> **The task**: Print the data exactly, leaving nothing out.

Interface dataset entries
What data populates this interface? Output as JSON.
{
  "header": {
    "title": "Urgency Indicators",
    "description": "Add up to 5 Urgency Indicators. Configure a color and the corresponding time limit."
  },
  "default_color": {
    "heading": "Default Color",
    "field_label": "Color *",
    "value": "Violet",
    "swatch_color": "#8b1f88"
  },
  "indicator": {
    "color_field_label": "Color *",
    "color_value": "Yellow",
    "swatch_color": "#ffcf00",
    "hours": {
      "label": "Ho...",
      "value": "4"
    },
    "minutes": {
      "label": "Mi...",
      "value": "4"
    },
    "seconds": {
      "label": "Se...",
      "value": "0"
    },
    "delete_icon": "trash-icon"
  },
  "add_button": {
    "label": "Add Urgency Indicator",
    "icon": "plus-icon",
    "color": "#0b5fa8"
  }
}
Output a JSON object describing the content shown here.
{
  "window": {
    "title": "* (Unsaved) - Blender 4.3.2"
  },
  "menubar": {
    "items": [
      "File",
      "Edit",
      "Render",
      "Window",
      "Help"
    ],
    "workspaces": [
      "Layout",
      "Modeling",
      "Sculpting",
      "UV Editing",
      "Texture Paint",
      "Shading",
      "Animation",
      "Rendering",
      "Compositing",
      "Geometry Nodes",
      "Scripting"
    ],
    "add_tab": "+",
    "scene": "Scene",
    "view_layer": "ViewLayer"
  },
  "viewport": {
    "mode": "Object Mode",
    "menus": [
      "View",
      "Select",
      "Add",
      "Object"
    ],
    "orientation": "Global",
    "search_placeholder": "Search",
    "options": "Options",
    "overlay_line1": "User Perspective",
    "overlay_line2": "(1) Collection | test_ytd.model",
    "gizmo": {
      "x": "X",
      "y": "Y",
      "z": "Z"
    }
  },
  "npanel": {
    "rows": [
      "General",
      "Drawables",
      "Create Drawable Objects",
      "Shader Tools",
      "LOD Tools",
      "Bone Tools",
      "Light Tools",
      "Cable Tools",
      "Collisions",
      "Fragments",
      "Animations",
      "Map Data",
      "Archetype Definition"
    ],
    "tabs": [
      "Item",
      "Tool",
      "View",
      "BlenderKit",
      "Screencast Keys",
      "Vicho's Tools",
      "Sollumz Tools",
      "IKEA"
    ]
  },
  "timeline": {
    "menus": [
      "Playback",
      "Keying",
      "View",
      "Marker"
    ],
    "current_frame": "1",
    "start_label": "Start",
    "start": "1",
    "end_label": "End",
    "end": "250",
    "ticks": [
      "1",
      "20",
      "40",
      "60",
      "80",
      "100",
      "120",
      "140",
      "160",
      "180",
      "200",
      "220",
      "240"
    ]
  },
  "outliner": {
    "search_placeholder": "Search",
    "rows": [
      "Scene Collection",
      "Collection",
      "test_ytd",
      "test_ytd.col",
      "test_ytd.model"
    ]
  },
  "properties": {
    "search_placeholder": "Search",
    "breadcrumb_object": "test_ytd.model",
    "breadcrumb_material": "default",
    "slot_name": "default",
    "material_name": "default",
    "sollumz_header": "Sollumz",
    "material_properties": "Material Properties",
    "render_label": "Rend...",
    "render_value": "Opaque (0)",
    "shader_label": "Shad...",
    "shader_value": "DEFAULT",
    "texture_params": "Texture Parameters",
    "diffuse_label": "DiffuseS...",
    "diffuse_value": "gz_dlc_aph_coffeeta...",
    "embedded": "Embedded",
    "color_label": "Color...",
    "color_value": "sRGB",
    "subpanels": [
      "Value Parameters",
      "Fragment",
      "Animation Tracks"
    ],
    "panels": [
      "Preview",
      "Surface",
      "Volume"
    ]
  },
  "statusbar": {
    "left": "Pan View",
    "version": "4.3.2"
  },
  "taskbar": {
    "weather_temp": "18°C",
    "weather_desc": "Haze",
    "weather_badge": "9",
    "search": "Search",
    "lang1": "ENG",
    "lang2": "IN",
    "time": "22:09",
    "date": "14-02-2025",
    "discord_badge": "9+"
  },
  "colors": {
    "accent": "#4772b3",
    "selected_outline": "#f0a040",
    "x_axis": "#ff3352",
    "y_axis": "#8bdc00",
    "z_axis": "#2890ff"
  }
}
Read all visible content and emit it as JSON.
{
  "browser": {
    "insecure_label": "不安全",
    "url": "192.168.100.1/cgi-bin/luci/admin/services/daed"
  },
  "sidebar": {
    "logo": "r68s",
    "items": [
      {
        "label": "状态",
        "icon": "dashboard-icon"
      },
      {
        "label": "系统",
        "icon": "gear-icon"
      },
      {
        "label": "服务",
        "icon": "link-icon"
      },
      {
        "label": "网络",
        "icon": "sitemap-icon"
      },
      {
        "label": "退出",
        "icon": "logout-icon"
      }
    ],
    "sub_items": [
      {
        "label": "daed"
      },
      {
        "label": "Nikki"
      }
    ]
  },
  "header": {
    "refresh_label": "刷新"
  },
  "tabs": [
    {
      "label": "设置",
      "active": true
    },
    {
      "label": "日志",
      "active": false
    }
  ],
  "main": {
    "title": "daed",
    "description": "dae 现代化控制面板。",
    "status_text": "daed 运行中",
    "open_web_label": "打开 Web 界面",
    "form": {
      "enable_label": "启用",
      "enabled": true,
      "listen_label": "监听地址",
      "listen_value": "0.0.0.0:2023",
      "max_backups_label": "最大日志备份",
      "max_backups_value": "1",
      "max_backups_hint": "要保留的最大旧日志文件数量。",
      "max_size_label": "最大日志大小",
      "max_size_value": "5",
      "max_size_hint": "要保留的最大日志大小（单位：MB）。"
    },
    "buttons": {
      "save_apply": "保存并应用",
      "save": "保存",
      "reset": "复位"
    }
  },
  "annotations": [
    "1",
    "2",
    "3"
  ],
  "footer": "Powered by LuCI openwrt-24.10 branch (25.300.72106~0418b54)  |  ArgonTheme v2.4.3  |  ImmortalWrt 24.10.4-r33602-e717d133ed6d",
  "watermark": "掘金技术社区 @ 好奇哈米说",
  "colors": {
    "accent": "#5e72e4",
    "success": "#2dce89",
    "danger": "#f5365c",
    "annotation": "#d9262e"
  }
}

> **Answer to the exercise**:
What data populates this interface? Output as JSON.
{
  "header": {
    "title": "Urgency Indicators",
    "description": "Add up to 5 Urgency Indicators. Configure a color and the corresponding time limit."
  },
  "default_color": {
    "heading": "Default Color",
    "field_label": "Color *",
    "value": "Violet",
    "swatch_color": "#8b1f88"
  },
  "indicator": {
    "color_field_label": "Color *",
    "color_value": "Yellow",
    "swatch_color": "#ffcf00",
    "hours": {
      "label": "Ho...",
      "value": "4"
    },
    "minutes": {
      "label": "Mi...",
      "value": "4"
    },
    "seconds": {
      "label": "Se...",
      "value": "0"
    },
    "delete_icon": "trash-icon"
  },
  "add_button": {
    "label": "Add Urgency Indicator",
    "icon": "plus-icon",
    "color": "#0b5fa8"
  }
}
Output a JSON object describing the content shown here.
{
  "window": {
    "title": "* (Unsaved) - Blender 4.3.2"
  },
  "menubar": {
    "items": [
      "File",
      "Edit",
      "Render",
      "Window",
      "Help"
    ],
    "workspaces": [
      "Layout",
      "Modeling",
      "Sculpting",
      "UV Editing",
      "Texture Paint",
      "Shading",
      "Animation",
      "Rendering",
      "Compositing",
      "Geometry Nodes",
      "Scripting"
    ],
    "add_tab": "+",
    "scene": "Scene",
    "view_layer": "ViewLayer"
  },
  "viewport": {
    "mode": "Object Mode",
    "menus": [
      "View",
      "Select",
      "Add",
      "Object"
    ],
    "orientation": "Global",
    "search_placeholder": "Search",
    "options": "Options",
    "overlay_line1": "User Perspective",
    "overlay_line2": "(1) Collection | test_ytd.model",
    "gizmo": {
      "x": "X",
      "y": "Y",
      "z": "Z"
    }
  },
  "npanel": {
    "rows": [
      "General",
      "Drawables",
      "Create Drawable Objects",
      "Shader Tools",
      "LOD Tools",
      "Bone Tools",
      "Light Tools",
      "Cable Tools",
      "Collisions",
      "Fragments",
      "Animations",
      "Map Data",
      "Archetype Definition"
    ],
    "tabs": [
      "Item",
      "Tool",
      "View",
      "BlenderKit",
      "Screencast Keys",
      "Vicho's Tools",
      "Sollumz Tools",
      "IKEA"
    ]
  },
  "timeline": {
    "menus": [
      "Playback",
      "Keying",
      "View",
      "Marker"
    ],
    "current_frame": "1",
    "start_label": "Start",
    "start": "1",
    "end_label": "End",
    "end": "250",
    "ticks": [
      "1",
      "20",
      "40",
      "60",
      "80",
      "100",
      "120",
      "140",
      "160",
      "180",
      "200",
      "220",
      "240"
    ]
  },
  "outliner": {
    "search_placeholder": "Search",
    "rows": [
      "Scene Collection",
      "Collection",
      "test_ytd",
      "test_ytd.col",
      "test_ytd.model"
    ]
  },
  "properties": {
    "search_placeholder": "Search",
    "breadcrumb_object": "test_ytd.model",
    "breadcrumb_material": "default",
    "slot_name": "default",
    "material_name": "default",
    "sollumz_header": "Sollumz",
    "material_properties": "Material Properties",
    "render_label": "Rend...",
    "render_value": "Opaque (0)",
    "shader_label": "Shad...",
    "shader_value": "DEFAULT",
    "texture_params": "Texture Parameters",
    "diffuse_label": "DiffuseS...",
    "diffuse_value": "gz_dlc_aph_coffeeta...",
    "embedded": "Embedded",
    "color_label": "Color...",
    "color_value": "sRGB",
    "subpanels": [
      "Value Parameters",
      "Fragment",
      "Animation Tracks"
    ],
    "panels": [
      "Preview",
      "Surface",
      "Volume"
    ]
  },
  "statusbar": {
    "left": "Pan View",
    "version": "4.3.2"
  },
  "taskbar": {
    "weather_temp": "18°C",
    "weather_desc": "Haze",
    "weather_badge": "9",
    "search": "Search",
    "lang1": "ENG",
    "lang2": "IN",
    "time": "22:09",
    "date": "14-02-2025",
    "discord_badge": "9+"
  },
  "colors": {
    "accent": "#4772b3",
    "selected_outline": "#f0a040",
    "x_axis": "#ff3352",
    "y_axis": "#8bdc00",
    "z_axis": "#2890ff"
  }
}
Read all visible content and emit it as JSON.
{
  "browser": {
    "insecure_label": "不安全",
    "url": "192.168.100.1/cgi-bin/luci/admin/services/daed"
  },
  "sidebar": {
    "logo": "r68s",
    "items": [
      {
        "label": "状态",
        "icon": "dashboard-icon"
      },
      {
        "label": "系统",
        "icon": "gear-icon"
      },
      {
        "label": "服务",
        "icon": "link-icon"
      },
      {
        "label": "网络",
        "icon": "sitemap-icon"
      },
      {
        "label": "退出",
        "icon": "logout-icon"
      }
    ],
    "sub_items": [
      {
        "label": "daed"
      },
      {
        "label": "Nikki"
      }
    ]
  },
  "header": {
    "refresh_label": "刷新"
  },
  "tabs": [
    {
      "label": "设置",
      "active": true
    },
    {
      "label": "日志",
      "active": false
    }
  ],
  "main": {
    "title": "daed",
    "description": "dae 现代化控制面板。",
    "status_text": "daed 运行中",
    "open_web_label": "打开 Web 界面",
    "form": {
      "enable_label": "启用",
      "enabled": true,
      "listen_label": "监听地址",
      "listen_value": "0.0.0.0:2023",
      "max_backups_label": "最大日志备份",
      "max_backups_value": "1",
      "max_backups_hint": "要保留的最大旧日志文件数量。",
      "max_size_label": "最大日志大小",
      "max_size_value": "5",
      "max_size_hint": "要保留的最大日志大小（单位：MB）。"
    },
    "buttons": {
      "save_apply": "保存并应用",
      "save": "保存",
      "reset": "复位"
    }
  },
  "annotations": [
    "1",
    "2",
    "3"
  ],
  "footer": "Powered by LuCI openwrt-24.10 branch (25.300.72106~0418b54)  |  ArgonTheme v2.4.3  |  ImmortalWrt 24.10.4-r33602-e717d133ed6d",
  "watermark": "掘金技术社区 @ 好奇哈米说",
  "colors": {
    "accent": "#5e72e4",
    "success": "#2dce89",
    "danger": "#f5365c",
    "annotation": "#d9262e"
  }
}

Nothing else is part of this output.